  • voice: the pitch and volume of sounds made
  • fluency (flow of speech), such as stuttering or stammering

Sometimes kids with speech disorders have oral–motor problems. This means the muscles used to create speech aren’t working properly. Speech disorders also can be related to conditions like a developmental delay, autism, a hearing disorder, weak muscles around the mouth, cleft lip or palate, hoarseness, and breathing or swallowing disorders.

Treatment for a speech problems focuses on speech-language therapy to improve skills. The sooner therapy begins, the better.

What Teachers Can Do

Students with speech disorders may benefit from individualized education programs (IEPs) or 504 education plans. Many kids see a speech-language pathologist during the school day. Therapy may be one or more times a week, depending on the severity of the problem.

Kids with speech problems can feel stressed and anxious, which can make it even harder to talk and express themselves. A student may speak slowly in class and should be given plenty of time to express thoughts. It’s not helpful to interrupt or complete a sentence for the student, and might embarrass them.

To support students in your classroom:

  • Move students closer to you. A child may need to sit closer to you if speech problems are related to a hearing problem. 
  • Give extra time to complete assignments or make up work when needed.
  • Substitute written papers or projects for oral presentations, or allow a student to demonstrate learning one-on-one with you. Asking questions in a way that lets the student give a brief answer can also help. 
  • Use technology to make learning easier. A special education teacher, speech-language pathologist, or the student’s family may be able to suggest the best programs or devices to use.
  • Be patient when students with speech disorders speak. Be a role model to your other students about the importance of not interrupting and letting people finish their own sentences.
  • Talk about and celebrate differences. Students with speech problems want to be accepted like everyone else. But sometimes they’re targeted by others who see them as “different.” Talk about and celebrate differences, and focus on the interests that kids share. Be mindful of bullying, and keep a zero-tolerance policy for that behavior.
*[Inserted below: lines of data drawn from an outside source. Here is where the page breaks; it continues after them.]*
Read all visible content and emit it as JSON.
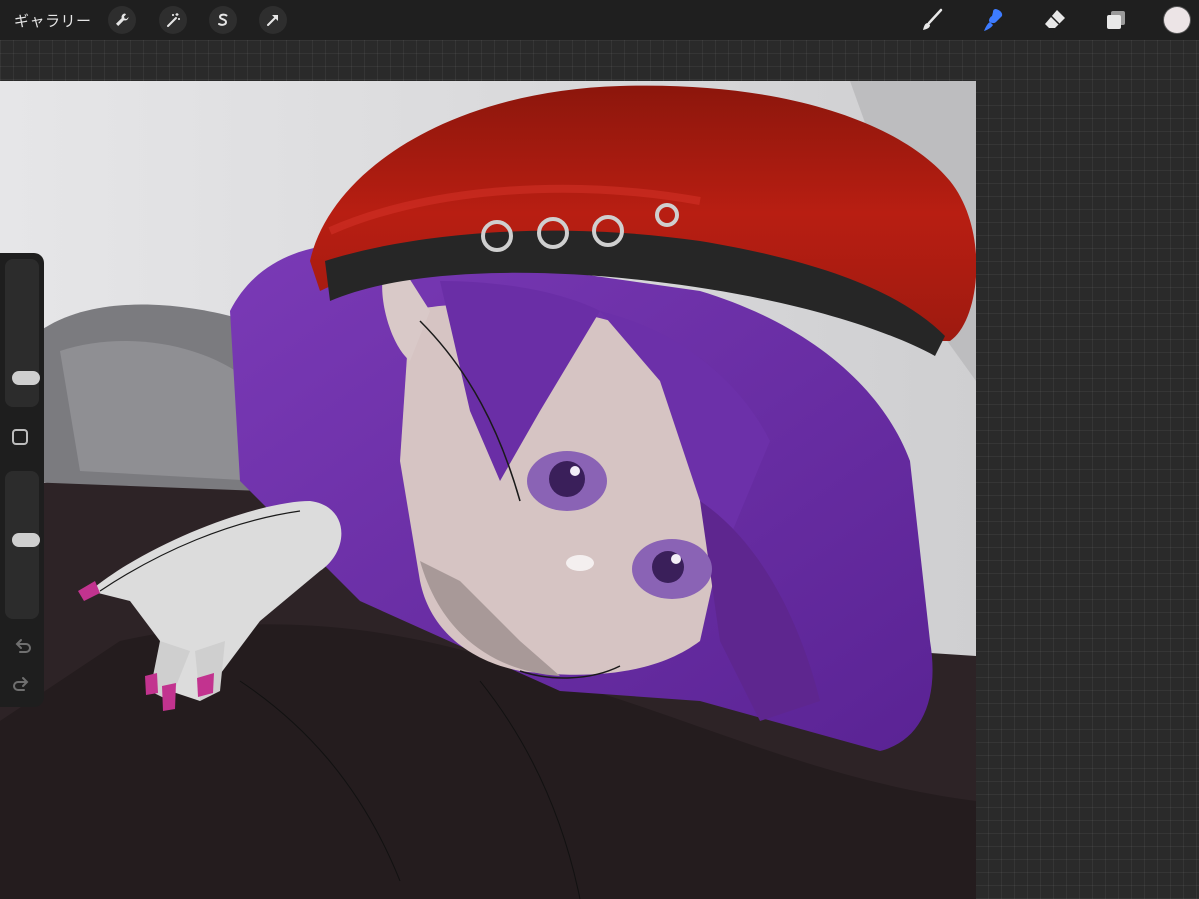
{
  "topbar": {
    "gallery_label": "ギャラリー",
    "left_tools": [
      {
        "icon": "wrench-icon",
        "name": "actions"
      },
      {
        "icon": "magic-wand-icon",
        "name": "adjustments"
      },
      {
        "icon": "selection-s-icon",
        "name": "selection"
      },
      {
        "icon": "arrow-cursor-icon",
        "name": "transform"
      }
    ],
    "right_tools": [
      {
        "icon": "brush-icon",
        "name": "paint"
      },
      {
        "icon": "smudge-icon",
        "name": "smudge",
        "active": true
      },
      {
        "icon": "eraser-icon",
        "name": "erase"
      },
      {
        "icon": "layers-icon",
        "name": "layers"
      }
    ],
    "active_color": "#ece4e6",
    "accent_color": "#3d7bff"
  },
  "sidebar": {
    "brush_size_level": 0.2,
    "opacity_level": 0.4,
    "modify_icon": "square-modify-icon",
    "undo_icon": "undo-icon",
    "redo_icon": "redo-icon"
  },
  "canvas": {
    "description_colors": {
      "hat": "#a81a10",
      "hair": "#6b2fa8",
      "skin": "#d9c8c6",
      "sweater": "#2a2022",
      "background": "#d6d6d8"
    }
  }
}
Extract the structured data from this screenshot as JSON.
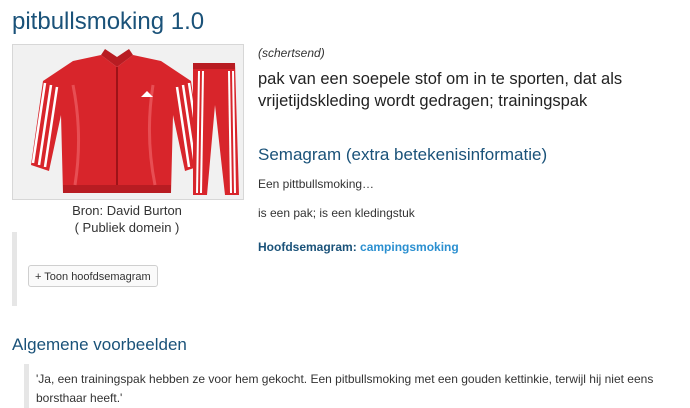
{
  "page_title": "pitbullsmoking 1.0",
  "image": {
    "alt_subject": "red-tracksuit",
    "credit": "Bron: David Burton",
    "license": "( Publiek domein )"
  },
  "buttons": {
    "toon_hoofdsemagram": "+ Toon hoofdsemagram"
  },
  "meaning": {
    "register": "(schertsend)",
    "definition": "pak van een soepele stof om in te sporten, dat als vrijetijdskleding wordt gedragen; trainingspak"
  },
  "semagram": {
    "title": "Semagram (extra betekenisinformatie)",
    "line1": "Een pittbullsmoking…",
    "line2": "is een pak; is een kledingstuk",
    "hoofd_label": "Hoofdsemagram:",
    "hoofd_link": "campingsmoking"
  },
  "examples": {
    "title": "Algemene voorbeelden",
    "quote": "'Ja, een trainingspak hebben ze voor hem gekocht. Een pitbullsmoking met een gouden kettinkie, terwijl hij niet eens borsthaar heeft.'"
  },
  "colors": {
    "heading": "#1a5279",
    "link": "#2a8fd0",
    "tracksuit_red": "#d8252b"
  }
}
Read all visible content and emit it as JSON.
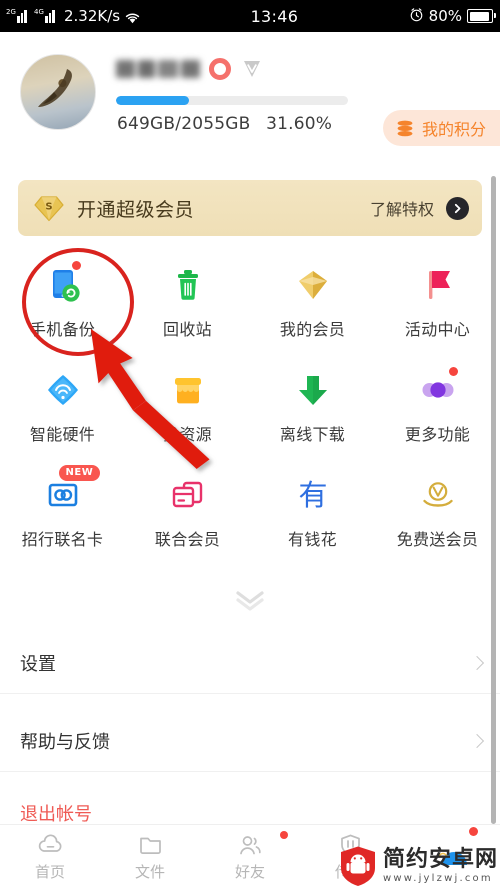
{
  "statusbar": {
    "net_label_2g": "2G",
    "net_label_4g": "4G",
    "net_speed": "2.32K/s",
    "wifi_icon": "wifi-icon",
    "time": "13:46",
    "alarm_icon": "alarm-clock-icon",
    "battery_percent": "80%",
    "battery_icon": "battery-icon"
  },
  "profile": {
    "avatar_icon": "user-avatar",
    "username": "",
    "vip_badge_icon": "vip-diamond-badge",
    "storage_text": "649GB/2055GB",
    "storage_percent_text": "31.60%",
    "storage_percent_value": 31.6,
    "progress_color": "#2ba2f2",
    "points_button": {
      "label": "我的积分",
      "icon": "coin-stack-icon",
      "bg_color": "#fde6d8",
      "text_color": "#f5842c"
    }
  },
  "svip_banner": {
    "icon": "svip-diamond-icon",
    "title": "开通超级会员",
    "link_label": "了解特权",
    "arrow_icon": "chevron-right-circle-icon",
    "bg_color": "#f1e2bb"
  },
  "grid": {
    "rows": [
      [
        {
          "label": "手机备份",
          "icon": "phone-backup-icon",
          "badge": "dot"
        },
        {
          "label": "回收站",
          "icon": "trash-bin-icon",
          "badge": ""
        },
        {
          "label": "我的会员",
          "icon": "vip-diamond-icon",
          "badge": ""
        },
        {
          "label": "活动中心",
          "icon": "flag-icon",
          "badge": ""
        }
      ],
      [
        {
          "label": "智能硬件",
          "icon": "smart-hardware-icon",
          "badge": ""
        },
        {
          "label": "找资源",
          "icon": "resource-box-icon",
          "badge": ""
        },
        {
          "label": "离线下载",
          "icon": "download-arrow-icon",
          "badge": ""
        },
        {
          "label": "更多功能",
          "icon": "more-dots-icon",
          "badge": "dot"
        }
      ],
      [
        {
          "label": "招行联名卡",
          "icon": "cmb-card-icon",
          "badge": "NEW"
        },
        {
          "label": "联合会员",
          "icon": "union-member-card-icon",
          "badge": ""
        },
        {
          "label": "有钱花",
          "icon": "youqianhua-icon",
          "badge": ""
        },
        {
          "label": "免费送会员",
          "icon": "gift-vip-icon",
          "badge": ""
        }
      ]
    ],
    "expand_icon": "chevron-double-down-icon"
  },
  "list": {
    "items": [
      {
        "label": "设置",
        "chevron": "chevron-right-icon"
      },
      {
        "label": "帮助与反馈",
        "chevron": "chevron-right-icon"
      }
    ],
    "logout_label": "退出帐号",
    "logout_color": "#ef5b55"
  },
  "tabbar": {
    "tabs": [
      {
        "label": "首页",
        "icon": "cloud-icon",
        "badge": ""
      },
      {
        "label": "文件",
        "icon": "folder-icon",
        "badge": ""
      },
      {
        "label": "好友",
        "icon": "friends-icon",
        "badge": "dot"
      },
      {
        "label": "传输",
        "icon": "transfer-shield-icon",
        "badge": ""
      },
      {
        "label": "",
        "icon": "profile-arc-icon",
        "badge": "dot"
      }
    ]
  },
  "annotations": {
    "highlight_circle": "red-annotation-circle",
    "pointer_arrow": "red-annotation-arrow",
    "target": "手机备份"
  },
  "watermark": {
    "shield_icon": "android-shield-logo",
    "site_name": "简约安卓网",
    "site_url": "www.jylzwj.com"
  }
}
By addressing special needs and offering support when needed, you can help students with a speech disorder learn as best as possible.